== What to produce ==
For the word "motion", state the number of lines in the data that contain it, and nothing else.

== Records to process ==
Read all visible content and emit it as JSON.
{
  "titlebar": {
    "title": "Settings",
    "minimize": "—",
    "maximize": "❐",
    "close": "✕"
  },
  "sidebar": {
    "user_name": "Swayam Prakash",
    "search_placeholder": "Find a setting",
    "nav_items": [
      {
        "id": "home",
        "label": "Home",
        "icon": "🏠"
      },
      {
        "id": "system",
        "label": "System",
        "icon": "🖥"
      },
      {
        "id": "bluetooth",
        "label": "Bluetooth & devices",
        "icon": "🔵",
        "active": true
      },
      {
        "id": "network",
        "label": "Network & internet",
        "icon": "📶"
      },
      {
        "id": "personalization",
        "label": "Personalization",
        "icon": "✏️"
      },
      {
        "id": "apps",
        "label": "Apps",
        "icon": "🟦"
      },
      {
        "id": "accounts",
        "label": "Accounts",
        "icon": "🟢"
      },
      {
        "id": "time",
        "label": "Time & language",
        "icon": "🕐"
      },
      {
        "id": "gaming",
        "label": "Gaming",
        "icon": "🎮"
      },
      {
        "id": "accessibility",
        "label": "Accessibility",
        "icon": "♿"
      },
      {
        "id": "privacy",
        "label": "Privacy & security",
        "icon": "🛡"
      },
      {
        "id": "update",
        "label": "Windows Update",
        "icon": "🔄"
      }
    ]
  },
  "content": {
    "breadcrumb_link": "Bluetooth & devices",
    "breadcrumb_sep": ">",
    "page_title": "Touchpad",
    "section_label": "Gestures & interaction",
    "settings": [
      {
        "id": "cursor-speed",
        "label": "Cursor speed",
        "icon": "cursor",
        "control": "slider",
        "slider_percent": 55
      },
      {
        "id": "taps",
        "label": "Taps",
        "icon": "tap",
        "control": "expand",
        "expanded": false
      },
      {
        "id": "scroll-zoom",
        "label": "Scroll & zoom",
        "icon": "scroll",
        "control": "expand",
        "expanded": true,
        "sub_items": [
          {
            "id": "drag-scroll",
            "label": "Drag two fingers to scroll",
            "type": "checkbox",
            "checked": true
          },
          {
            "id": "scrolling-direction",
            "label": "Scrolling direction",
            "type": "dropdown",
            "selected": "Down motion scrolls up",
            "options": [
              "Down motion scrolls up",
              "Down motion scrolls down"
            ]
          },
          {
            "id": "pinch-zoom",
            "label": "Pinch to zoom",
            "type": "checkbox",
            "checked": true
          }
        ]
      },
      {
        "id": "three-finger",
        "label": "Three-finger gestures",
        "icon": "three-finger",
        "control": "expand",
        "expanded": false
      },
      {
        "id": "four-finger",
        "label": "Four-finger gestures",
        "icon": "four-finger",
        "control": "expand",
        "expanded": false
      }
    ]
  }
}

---

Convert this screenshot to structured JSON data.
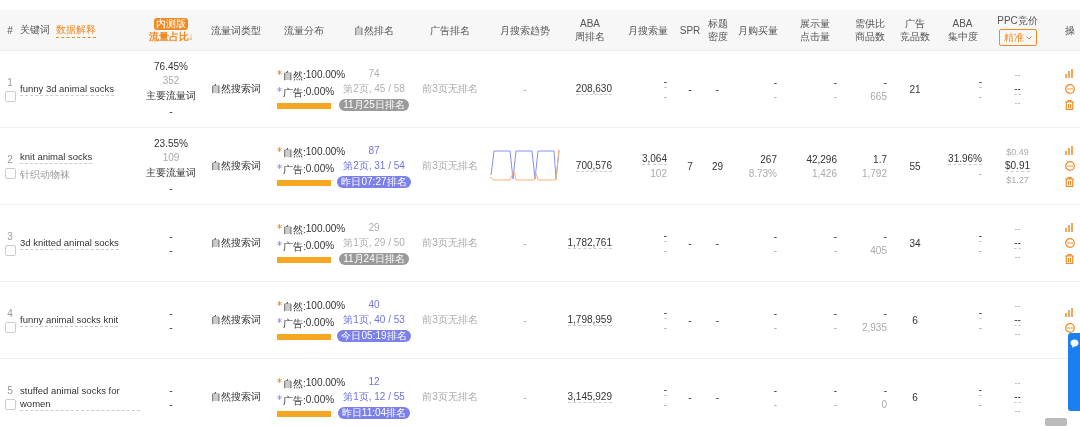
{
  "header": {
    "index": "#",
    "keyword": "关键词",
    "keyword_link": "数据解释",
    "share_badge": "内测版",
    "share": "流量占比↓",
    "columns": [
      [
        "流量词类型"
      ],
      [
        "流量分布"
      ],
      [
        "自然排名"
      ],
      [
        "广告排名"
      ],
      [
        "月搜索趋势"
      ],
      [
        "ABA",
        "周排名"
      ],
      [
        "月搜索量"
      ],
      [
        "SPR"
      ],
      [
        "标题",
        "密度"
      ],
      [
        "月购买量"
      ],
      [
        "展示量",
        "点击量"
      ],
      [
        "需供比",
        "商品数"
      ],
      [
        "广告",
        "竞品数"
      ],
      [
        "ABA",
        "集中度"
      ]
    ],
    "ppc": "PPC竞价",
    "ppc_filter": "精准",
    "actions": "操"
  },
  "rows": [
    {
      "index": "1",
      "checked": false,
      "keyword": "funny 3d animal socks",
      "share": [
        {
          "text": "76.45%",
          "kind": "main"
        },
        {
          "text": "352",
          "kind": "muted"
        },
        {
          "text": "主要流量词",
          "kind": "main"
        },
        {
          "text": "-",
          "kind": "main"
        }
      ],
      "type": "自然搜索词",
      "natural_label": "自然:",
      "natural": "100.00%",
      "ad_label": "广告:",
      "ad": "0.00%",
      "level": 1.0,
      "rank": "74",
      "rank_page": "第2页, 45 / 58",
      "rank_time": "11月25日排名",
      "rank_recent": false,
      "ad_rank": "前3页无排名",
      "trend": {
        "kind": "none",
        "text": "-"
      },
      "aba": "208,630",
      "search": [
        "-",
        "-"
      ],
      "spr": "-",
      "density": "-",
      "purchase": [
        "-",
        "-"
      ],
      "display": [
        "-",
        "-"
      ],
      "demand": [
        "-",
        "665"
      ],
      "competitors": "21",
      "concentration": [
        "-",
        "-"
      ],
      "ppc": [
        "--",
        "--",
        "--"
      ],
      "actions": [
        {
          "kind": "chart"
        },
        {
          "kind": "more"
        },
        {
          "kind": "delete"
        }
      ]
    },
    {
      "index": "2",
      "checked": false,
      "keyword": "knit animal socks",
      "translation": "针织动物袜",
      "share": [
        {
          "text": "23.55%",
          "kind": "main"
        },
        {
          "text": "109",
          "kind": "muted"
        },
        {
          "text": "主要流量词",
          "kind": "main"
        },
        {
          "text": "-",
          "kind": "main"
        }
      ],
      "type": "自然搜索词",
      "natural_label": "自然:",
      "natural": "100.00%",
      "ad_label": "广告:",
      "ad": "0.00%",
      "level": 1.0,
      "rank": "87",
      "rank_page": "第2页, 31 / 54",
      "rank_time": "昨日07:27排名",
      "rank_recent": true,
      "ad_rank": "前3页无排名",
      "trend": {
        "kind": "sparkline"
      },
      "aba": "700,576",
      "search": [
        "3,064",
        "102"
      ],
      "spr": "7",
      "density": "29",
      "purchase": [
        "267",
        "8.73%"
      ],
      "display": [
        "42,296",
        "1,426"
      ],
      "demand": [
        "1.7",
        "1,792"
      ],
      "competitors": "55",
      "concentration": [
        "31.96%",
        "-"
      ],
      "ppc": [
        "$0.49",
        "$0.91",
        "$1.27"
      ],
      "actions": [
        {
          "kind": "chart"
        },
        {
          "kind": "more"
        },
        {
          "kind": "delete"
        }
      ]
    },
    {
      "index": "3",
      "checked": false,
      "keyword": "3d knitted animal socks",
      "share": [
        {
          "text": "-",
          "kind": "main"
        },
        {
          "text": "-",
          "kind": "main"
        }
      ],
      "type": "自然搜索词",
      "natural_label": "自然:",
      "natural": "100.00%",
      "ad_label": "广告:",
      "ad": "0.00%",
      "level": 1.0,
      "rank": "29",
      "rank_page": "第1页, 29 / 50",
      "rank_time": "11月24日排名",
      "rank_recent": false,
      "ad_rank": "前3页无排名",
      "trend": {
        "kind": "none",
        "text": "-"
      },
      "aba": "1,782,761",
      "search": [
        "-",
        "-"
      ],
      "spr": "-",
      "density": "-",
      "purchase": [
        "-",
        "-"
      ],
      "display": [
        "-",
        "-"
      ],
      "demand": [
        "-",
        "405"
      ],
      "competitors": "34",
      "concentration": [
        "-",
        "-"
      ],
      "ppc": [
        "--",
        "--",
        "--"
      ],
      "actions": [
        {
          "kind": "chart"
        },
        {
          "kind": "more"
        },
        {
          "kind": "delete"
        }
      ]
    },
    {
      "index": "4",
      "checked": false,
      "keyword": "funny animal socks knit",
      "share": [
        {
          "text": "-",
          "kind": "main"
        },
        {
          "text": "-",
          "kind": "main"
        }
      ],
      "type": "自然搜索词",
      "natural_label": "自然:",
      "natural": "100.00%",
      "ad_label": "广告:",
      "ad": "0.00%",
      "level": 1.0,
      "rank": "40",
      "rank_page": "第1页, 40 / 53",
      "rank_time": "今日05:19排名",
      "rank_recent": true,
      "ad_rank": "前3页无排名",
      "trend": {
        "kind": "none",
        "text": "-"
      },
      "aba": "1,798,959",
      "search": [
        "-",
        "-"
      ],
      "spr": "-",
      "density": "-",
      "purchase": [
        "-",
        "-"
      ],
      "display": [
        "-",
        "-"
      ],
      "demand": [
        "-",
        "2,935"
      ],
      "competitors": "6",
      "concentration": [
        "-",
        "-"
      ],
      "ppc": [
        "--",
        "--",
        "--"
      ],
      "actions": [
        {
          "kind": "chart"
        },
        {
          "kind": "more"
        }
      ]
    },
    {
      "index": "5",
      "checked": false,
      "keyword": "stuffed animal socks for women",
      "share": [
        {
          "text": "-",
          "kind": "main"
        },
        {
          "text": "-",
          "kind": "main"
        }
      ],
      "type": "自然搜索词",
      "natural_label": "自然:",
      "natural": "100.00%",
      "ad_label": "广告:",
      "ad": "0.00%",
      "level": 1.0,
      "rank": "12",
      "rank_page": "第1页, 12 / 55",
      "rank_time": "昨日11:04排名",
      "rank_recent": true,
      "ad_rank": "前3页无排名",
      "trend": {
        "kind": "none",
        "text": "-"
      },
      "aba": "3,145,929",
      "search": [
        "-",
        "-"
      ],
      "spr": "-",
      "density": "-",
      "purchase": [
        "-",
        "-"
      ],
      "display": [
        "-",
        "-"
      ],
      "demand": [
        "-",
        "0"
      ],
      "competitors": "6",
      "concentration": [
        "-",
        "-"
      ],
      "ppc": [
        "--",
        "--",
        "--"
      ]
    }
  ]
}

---

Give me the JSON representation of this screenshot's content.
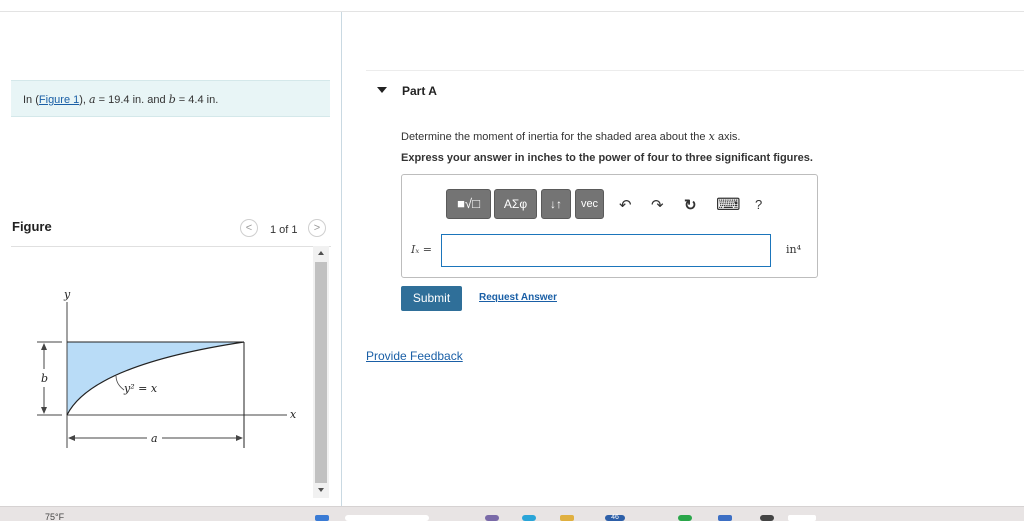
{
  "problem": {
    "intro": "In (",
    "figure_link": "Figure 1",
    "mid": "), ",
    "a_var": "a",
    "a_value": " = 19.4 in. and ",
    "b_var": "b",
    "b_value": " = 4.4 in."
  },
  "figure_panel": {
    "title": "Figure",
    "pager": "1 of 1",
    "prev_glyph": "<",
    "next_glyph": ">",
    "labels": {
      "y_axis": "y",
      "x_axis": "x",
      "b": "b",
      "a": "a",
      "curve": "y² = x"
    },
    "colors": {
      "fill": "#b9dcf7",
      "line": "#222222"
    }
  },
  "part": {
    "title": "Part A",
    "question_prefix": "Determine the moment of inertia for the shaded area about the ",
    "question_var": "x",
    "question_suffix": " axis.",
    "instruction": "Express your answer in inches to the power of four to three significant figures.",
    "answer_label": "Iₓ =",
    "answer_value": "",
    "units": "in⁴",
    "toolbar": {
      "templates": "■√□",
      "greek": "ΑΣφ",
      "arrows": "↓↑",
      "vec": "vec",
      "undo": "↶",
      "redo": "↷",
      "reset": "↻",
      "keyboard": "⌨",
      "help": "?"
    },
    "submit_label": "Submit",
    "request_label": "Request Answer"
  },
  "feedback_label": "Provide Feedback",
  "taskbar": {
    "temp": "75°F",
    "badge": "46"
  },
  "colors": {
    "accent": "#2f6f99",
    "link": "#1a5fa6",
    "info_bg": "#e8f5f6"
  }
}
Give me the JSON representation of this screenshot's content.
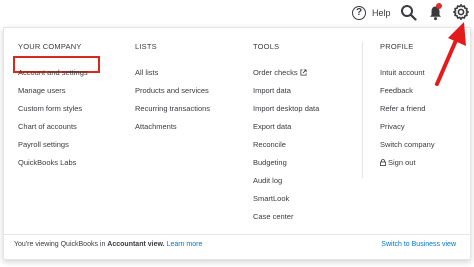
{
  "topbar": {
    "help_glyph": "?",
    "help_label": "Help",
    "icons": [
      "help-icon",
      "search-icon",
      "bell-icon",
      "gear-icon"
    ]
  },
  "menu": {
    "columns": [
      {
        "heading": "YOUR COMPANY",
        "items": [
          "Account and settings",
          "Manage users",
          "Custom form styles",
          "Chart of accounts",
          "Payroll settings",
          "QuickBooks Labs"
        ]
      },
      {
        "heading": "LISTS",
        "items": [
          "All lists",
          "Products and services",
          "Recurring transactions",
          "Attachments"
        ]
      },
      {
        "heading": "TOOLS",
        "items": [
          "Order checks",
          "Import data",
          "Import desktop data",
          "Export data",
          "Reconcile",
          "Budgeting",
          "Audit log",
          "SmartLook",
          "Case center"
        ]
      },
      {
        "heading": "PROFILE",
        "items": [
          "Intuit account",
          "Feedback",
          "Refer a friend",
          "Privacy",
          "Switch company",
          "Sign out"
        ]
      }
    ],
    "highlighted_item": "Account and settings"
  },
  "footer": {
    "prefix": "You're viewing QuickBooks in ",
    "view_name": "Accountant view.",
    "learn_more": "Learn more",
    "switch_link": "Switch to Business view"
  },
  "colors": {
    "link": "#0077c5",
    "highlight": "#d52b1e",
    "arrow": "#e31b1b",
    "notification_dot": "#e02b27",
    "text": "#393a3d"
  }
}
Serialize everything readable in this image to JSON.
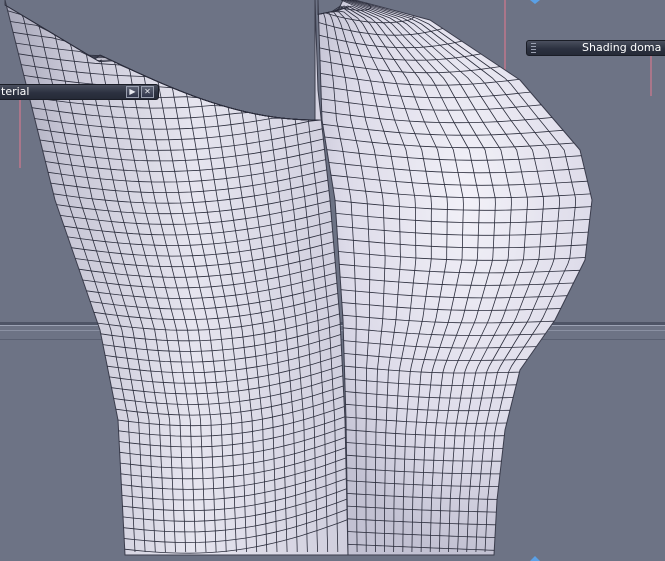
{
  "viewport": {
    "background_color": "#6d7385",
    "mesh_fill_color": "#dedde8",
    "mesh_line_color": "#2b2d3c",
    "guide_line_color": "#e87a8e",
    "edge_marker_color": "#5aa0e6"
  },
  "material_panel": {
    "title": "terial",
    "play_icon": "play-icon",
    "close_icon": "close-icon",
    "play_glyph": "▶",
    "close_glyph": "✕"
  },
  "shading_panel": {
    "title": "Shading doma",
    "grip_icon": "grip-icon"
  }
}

== Answer section ==
3